The tonsils are small glandular structures located on either side of the back of the throat that provide a first line of defence against microbes. Most viruses and bacteria gain entry into the body via the nose and mouth. Healthy tonsils filter out these bacteria and also produce defensive immune cells against the invading microbes.
These defensive blood cells or macrophages present in the tonsils engulf the infective organisms and secrete digestive enzymes that destroy them. If the infection is serious, this can lead to pain and inflammatory changes such as redness, soreness and fever. Fever is actually a sign that the body's immune defences have been activated.
Tonsillitis or inflammation of the tonsils is usually caused by viral infection. The tonsils proper may be affected or the throat and surrounding areas including the back of the throat or the pharynx may be involved. It is rare for bacterial infections to cause tonsillitis. One of the most commonly feared bacterial causes of tonsillitis is infection with Group A streptococcal bacteria, which can result in strep throat.
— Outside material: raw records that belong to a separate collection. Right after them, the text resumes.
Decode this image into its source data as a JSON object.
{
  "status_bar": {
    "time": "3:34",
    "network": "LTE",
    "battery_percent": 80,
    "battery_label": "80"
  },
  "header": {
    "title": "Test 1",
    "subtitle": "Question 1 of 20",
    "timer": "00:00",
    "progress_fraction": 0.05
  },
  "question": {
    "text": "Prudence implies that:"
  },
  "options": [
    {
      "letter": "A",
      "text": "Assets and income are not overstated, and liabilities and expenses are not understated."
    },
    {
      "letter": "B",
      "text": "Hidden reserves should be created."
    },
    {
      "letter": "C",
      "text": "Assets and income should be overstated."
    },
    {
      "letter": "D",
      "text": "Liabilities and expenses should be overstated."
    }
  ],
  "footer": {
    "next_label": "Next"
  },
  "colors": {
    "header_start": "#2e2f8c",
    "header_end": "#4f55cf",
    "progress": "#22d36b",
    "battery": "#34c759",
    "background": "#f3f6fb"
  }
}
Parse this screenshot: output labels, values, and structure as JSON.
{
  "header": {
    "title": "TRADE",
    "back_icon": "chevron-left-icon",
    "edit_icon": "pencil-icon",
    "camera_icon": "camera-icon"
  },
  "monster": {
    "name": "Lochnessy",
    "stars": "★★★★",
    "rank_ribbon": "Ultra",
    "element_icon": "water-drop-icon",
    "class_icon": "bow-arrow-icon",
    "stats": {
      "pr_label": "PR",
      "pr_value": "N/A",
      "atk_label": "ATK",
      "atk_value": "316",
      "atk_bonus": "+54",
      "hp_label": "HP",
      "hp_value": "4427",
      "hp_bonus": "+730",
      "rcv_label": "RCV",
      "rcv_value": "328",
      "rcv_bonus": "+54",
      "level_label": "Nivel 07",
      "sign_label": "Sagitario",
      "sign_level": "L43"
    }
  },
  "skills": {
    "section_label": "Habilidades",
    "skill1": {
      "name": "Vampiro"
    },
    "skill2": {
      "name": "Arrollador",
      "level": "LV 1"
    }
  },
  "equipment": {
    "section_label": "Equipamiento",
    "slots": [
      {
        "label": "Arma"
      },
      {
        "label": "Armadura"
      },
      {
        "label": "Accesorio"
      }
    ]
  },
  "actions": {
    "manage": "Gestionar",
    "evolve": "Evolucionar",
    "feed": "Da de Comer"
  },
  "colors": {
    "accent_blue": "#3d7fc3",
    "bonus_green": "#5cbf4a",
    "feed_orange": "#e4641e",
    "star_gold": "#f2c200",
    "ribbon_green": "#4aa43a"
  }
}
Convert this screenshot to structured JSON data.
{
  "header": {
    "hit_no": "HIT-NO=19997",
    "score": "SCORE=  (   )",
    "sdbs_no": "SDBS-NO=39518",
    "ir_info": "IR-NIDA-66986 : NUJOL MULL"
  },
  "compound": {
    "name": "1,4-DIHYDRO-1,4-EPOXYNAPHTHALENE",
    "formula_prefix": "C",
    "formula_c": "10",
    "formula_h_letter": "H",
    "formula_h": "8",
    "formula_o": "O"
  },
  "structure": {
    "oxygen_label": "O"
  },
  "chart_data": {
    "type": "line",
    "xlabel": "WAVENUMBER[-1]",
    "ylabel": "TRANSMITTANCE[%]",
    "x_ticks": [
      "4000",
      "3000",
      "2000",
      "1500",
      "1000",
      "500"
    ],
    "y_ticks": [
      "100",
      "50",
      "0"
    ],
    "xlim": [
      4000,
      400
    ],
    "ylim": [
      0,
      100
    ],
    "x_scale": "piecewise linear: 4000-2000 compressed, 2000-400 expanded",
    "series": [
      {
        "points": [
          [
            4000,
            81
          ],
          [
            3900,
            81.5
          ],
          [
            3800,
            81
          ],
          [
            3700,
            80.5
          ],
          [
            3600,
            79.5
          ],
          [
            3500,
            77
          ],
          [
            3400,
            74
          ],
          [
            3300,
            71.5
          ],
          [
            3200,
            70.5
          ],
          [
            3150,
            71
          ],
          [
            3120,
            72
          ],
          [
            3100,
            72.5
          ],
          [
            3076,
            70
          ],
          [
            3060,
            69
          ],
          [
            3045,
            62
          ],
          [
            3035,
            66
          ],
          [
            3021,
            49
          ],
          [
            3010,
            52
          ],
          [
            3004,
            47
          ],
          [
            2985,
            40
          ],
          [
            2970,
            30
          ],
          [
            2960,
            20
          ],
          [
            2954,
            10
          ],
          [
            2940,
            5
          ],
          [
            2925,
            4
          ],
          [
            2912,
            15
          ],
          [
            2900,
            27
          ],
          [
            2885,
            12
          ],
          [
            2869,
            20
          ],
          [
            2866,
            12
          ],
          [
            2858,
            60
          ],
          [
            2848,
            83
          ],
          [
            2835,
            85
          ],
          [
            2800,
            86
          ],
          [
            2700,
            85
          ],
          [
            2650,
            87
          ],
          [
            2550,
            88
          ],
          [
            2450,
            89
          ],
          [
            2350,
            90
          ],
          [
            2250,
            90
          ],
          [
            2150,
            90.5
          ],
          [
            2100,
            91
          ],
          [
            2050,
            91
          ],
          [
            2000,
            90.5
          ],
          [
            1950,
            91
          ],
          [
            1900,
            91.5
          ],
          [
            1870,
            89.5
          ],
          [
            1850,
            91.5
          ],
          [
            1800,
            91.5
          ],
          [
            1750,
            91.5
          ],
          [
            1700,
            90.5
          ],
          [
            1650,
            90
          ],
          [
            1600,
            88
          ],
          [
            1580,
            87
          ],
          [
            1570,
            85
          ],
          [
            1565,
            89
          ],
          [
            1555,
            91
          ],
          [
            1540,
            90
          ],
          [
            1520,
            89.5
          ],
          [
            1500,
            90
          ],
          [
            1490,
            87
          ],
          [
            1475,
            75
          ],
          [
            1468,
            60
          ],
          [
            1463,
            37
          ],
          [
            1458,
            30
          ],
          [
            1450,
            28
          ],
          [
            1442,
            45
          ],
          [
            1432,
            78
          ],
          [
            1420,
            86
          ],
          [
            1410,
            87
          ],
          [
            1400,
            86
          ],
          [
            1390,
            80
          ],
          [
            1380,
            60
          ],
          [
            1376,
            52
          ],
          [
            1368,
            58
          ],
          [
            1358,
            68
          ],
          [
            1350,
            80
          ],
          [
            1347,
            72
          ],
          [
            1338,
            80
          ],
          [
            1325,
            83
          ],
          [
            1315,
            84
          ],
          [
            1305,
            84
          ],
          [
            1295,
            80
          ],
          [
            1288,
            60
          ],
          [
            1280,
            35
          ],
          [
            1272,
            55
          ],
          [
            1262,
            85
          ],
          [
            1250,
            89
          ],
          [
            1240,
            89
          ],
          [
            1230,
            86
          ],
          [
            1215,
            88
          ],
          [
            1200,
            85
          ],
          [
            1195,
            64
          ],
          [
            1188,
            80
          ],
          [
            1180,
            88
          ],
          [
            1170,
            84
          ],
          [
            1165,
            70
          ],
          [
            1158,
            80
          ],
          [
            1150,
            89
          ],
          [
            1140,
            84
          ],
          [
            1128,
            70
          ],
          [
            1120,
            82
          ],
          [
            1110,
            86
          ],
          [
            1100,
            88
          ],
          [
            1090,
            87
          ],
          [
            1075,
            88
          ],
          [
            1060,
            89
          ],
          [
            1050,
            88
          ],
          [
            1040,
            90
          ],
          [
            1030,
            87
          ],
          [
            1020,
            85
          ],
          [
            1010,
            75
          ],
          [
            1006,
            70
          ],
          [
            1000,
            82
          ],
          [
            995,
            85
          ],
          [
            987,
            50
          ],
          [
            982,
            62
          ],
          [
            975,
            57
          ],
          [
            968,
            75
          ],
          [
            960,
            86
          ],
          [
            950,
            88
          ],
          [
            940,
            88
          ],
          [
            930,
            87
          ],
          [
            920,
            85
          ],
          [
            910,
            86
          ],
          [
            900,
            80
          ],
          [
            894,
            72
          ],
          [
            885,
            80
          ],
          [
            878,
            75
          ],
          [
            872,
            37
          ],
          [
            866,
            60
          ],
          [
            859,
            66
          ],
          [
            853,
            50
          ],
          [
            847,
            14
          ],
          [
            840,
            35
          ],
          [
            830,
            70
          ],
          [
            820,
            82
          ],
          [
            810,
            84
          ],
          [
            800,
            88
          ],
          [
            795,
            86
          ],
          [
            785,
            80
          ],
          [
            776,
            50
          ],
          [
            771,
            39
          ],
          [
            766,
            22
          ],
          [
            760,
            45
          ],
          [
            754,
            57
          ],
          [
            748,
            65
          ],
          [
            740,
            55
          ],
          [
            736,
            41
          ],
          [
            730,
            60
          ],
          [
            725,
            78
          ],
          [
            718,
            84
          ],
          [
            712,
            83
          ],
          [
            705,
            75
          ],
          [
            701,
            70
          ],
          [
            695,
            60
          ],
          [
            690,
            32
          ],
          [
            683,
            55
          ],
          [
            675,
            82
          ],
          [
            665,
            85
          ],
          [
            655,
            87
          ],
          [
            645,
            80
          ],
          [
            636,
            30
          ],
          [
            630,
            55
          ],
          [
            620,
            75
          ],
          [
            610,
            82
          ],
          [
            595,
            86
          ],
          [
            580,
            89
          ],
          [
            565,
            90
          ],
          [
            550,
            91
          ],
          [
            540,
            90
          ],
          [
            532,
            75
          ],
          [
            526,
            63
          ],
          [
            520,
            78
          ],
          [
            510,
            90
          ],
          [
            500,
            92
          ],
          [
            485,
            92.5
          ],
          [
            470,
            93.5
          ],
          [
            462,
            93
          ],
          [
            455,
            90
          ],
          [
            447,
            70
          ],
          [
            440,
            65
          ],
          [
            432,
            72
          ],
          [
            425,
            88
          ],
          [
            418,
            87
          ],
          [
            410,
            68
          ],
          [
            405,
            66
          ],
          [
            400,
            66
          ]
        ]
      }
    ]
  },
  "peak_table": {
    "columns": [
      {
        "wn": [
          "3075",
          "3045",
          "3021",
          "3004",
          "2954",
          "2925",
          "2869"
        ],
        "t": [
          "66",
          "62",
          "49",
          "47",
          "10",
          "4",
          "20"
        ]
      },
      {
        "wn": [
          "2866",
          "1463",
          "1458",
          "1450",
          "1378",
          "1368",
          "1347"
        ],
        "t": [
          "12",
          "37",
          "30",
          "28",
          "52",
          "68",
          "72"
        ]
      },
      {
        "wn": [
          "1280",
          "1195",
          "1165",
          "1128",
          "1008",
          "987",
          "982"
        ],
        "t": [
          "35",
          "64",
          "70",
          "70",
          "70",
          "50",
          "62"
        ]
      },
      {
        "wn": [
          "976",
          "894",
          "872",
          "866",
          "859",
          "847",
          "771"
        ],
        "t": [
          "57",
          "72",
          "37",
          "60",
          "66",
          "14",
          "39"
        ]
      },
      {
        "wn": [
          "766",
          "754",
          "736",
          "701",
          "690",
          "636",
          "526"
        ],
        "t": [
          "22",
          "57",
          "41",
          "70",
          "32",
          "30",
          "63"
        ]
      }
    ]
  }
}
Of the viruses, the most common cause of tonsillitis is adenovirus or the common cold virus. Another common viral infection is influenza. Other viruses that cause tonsillitis include rhinovirus (also causes the common cold), parainfluenza virus, enteroviruses (cause hand, foot and mouth disease), adenoviruses (cause diarrhoea), the measles virus and Epstein-Barr virus (causes glandular fever).
Tonsillitis may also be caused by an over-reactive and aberrant response of the immune system to the normal bacterial environment in the mouth and the throat. This is the reason why some people are more prone to tonsillitis than others.
Reviewed by Sally Robertson, BSc
Last Updated: Jan 14, 2014